        The court's holding in Ullery supports this result. In Ullery, both parties agreed to a trial date outside the IAD's time limits. In commenting on defense counsel's agreement to the trial date, the Court of Criminal Appeals of Oklahoma stated, “We find it reasonable to toll the IADA limits where the defendant requests or agrees to, and benefits from, the delay.” Ullery, 988 P.2d at 342. The court found this constituted a necessary and reasonable continuance for good cause and concluded that the 88 days which elapsed between the agreement and trial were tolled.

        In the case at bar, the record clearly shows defense counsel requested and the State agreed to an extension beyond the IAD time limits. We believe this constitutes a necessary and reasonable continuance for good cause. We do not believe, as the appellant argues, that the continuance served only as a tactical advantage for the prosecutor and in no way equated good cause.See footnote 2 2 We, therefore, hold that the time limits contained in the IAD are tolled when a defendant or defense counsel requests or agrees to a delay in the defendant's trial. The days which elapse between the request or agreement and the trial are tolled. The trial court in this case did not err by refusing to dismiss the indictment for failure to try the appellant within the time constraints of the IAD.

        We conclude that the circuit court committed no error by granting the continuance in this case. The appellant's trial was scheduled well within the time limits of the IAD and, absent the appellant's motion for continuance, would presumably have been held on December 7, 1998. The days which elapsed between this request and the trial are tolled.

                                             Affirmed.

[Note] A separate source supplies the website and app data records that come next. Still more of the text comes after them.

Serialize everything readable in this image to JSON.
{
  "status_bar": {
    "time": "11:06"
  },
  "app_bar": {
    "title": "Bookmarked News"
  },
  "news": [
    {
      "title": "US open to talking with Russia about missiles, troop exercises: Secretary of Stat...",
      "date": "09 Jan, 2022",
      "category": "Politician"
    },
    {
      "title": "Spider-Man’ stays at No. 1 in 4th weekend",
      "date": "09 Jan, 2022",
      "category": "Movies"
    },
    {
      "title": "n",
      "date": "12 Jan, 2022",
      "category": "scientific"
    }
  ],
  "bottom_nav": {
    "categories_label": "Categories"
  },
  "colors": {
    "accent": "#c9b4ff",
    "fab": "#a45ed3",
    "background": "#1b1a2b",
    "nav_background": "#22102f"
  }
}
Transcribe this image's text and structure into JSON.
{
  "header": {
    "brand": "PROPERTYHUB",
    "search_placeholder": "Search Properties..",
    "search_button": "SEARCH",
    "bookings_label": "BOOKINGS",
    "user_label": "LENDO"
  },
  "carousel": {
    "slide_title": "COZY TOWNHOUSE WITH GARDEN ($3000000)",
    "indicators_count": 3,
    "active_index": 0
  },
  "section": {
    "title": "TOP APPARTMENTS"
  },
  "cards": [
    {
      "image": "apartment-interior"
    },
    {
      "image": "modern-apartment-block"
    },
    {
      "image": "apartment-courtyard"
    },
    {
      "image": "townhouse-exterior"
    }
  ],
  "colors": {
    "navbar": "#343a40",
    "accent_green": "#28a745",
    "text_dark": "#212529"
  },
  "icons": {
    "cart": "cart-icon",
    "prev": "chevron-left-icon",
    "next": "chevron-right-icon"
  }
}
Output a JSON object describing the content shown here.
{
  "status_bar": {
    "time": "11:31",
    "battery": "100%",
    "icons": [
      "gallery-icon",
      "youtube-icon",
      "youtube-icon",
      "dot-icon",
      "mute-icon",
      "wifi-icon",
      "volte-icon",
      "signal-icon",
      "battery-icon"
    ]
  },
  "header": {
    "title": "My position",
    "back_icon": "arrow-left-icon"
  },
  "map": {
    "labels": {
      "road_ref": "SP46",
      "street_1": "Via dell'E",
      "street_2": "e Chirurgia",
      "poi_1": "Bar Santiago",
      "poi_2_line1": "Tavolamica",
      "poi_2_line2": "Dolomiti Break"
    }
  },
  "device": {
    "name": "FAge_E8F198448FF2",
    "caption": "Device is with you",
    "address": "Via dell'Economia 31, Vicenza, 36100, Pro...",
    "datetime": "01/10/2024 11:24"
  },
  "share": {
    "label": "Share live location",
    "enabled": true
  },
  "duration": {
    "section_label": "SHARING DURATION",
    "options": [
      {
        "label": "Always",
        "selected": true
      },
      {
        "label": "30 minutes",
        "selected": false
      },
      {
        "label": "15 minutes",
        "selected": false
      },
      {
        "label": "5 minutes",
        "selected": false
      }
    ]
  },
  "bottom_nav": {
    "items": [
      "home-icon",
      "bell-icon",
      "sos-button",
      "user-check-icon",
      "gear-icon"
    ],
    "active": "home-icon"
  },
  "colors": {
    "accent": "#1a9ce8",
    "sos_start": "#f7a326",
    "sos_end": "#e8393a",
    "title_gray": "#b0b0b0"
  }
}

Footnote: 1     1In her brief to this Court, the appellant states the reasons she believes the continuance did not toll the IAD's statutory time limits. She says the State failed to timely produce discovery material; she was not aware her attorney requested a continuance; and no hearing was held on the request for a continuance. In researching the record, we find that the motion for continuance was filed before the State responded to the discovery request. Also, appellant's counsel on appeal is the same counsel who represented her below. Counsel now contends that his client did not know he was requesting a continuance, and that, if she had known, she would have stopped him because she never intended to go to trial. He is, in essence, complaining about his own conduct. We find no merit in these assertions. We will discuss the necessity of a hearing later in this opinion.
Footnote: 2     2It is a rare instance indeed when we see defense counsel receiving specifically what he or she requested from the trial court and then complaining on appeal that the trial court granted the requested relief.